I recently was asked to prepare some year 11 students who had a disrupted education for their imminent exams. Some fought a bizarre disruptive battle with me as if trying to prevent themselves from learning. After a few lessons, the ringleader said to me ‘Actually sir, you are sound’ and the disruption stopped. The answer to the question of why did you behave like that was:
‘Well sir, we are thick, we have always been stupid and if we had answered your questions you would have seen how stupid we are and that would be embarrassing.’
After eleven years of education, their strategy was to hide, to attempt to maintain their status by choosing failure due to not caring. A habit they created that dragged others down with them. The system had failed them. The majority of the class were white ‘working-class’ boys a group well documented as academic underachievers.
“white young people have lower educational aspirations than most other ethnic groups” (Department for Children, 2008).
Although plenty of data shows white working-class boys underachieve and have done for years, there is less evidence for strategies that work. The idea of lack of aspirations as stated above indicate that aspiration is somehow rigidly fixed, not something in a state of flux. The boys in my class were constantly working out their ‘best’ strategy in a system that seemed to have been devised to make them fail.
Social media has many ‘influencers’ showcasing fabulous wealth that seem to be talking their language,
‘The system is there to oppress you.’
‘You do not need exams to be successful.’
‘They are trying to emasculate you’
‘Join us in the fight against them’

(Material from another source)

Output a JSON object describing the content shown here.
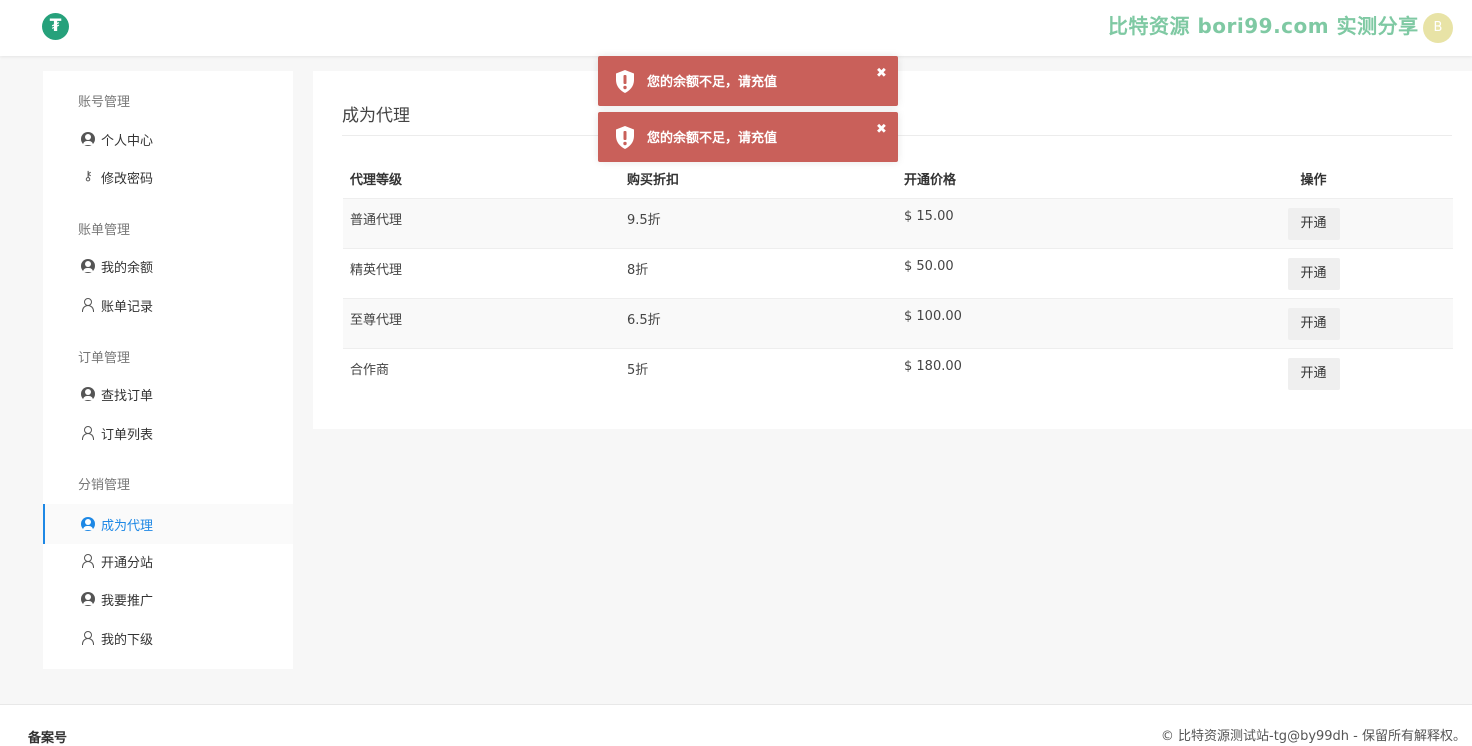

Many of these boys are eager recruits to fight in the culture wars. Evidence shows that white males generally have longer, healthier lives, are financially more successful and are more likely to be promoted than any other group. But simplistically labelling this as ‘white male privilege’,(without looking at the socio-economic and a host of other factors, instantly alienates those in that group who feel, with justification, that they do not have any advantages. Labelling may even create the opposite effect and provoke resentment that the programs supporting ethnic and girls’ underachievement are further undermining white boys and stoking the fires of racism. There are plenty of voices out there preaching that white males are the real victims and are unfairly vilified. There are no simple solutions to complex problems but we need our children to be given the tools to recognise manipulation.
Creating outrage is the singular most effective way to engage others, My Search Engine Optimisation tells me that making negative headlines will capture people’s attention. As soon as you indicate a preference for an idea online the search engine’s algorithms kick in and your feed becomes geared to confirming your biases. More and more extreme views become normalised and you may fail to see why everyone in your out-group cannot see clearly what is happening as the ‘evidence’ is there to see.
“Where is the evidence?” Is the mantra of Rubbish STEM. Teaching students to be sceptical of information and the motivation of those feeding it is essential, Students need to be taught the difference between peer-reviewed research and cranks spouting conspiracy beliefs. To know what reliability means and how to find out if something is probably true or not. To understand that science can never prove something is right, only prove it is wrong. To recognise false equivalence, for example when a climate researcher is interviewed alongside someone with a non-evidenced but a very confidently expressed belief.
To engage the disengaged students we need to create intrinsic motivation. Dan Pink broke down intrinsic motivation into three main areas
Mastery – The feeling that you may achieve success
Autonomy – A degree of freedom to choose your path
Purpose – You see the point of what you are doing.
In order to be self – motivated all three of these need to be in place. To my Year 11 students, none of these applied. They saw themselves serving time in a prison sentence, they had to fight not to lose respect and their primary desire was to escape it.
Most of the boys wanted to follow their fathers and be tradesmen, the girl’s beauticians and hairdressers. The science curriculum seemed to them to be completely irrelevant to their futures. Their parents had not needed qualifications and many were far wealthier than me. They had never thought of science as a process rather than, as it had been taught to them, a collection of ‘boring’ abstract facts. By framing science as an evidence-based exploration of understanding they could see that thinking like a scientist would be helpful. A hairdresser could investigate the best hair colouration products, a carpenter the best saw or the best screws. A mechanic constantly uses scientific thinking to diagnose problems. These ideas have to be taught explicitly The value of scientific literacy is to make better decisions based on evidence. When delivered this way science lessons have a clear purpose.
Rubbish STEM projects solve real problems. They are all easy to do, but hard to do well. Everyone can achieve a degree of mastery and there are no limits to the level of understanding you can reach. Google will not help you find a solution and you may discover something no one else knows. There is autonomy in choosing your strategy and ideas. We are for purposeful knowledge but feel that if we trigger curiosity first then knowledge can be gained more effectively. This done carefully is borne out by research, As the activities, all use freely sourced materials they are inclusive and open up opportunities for intergenerational and community projects.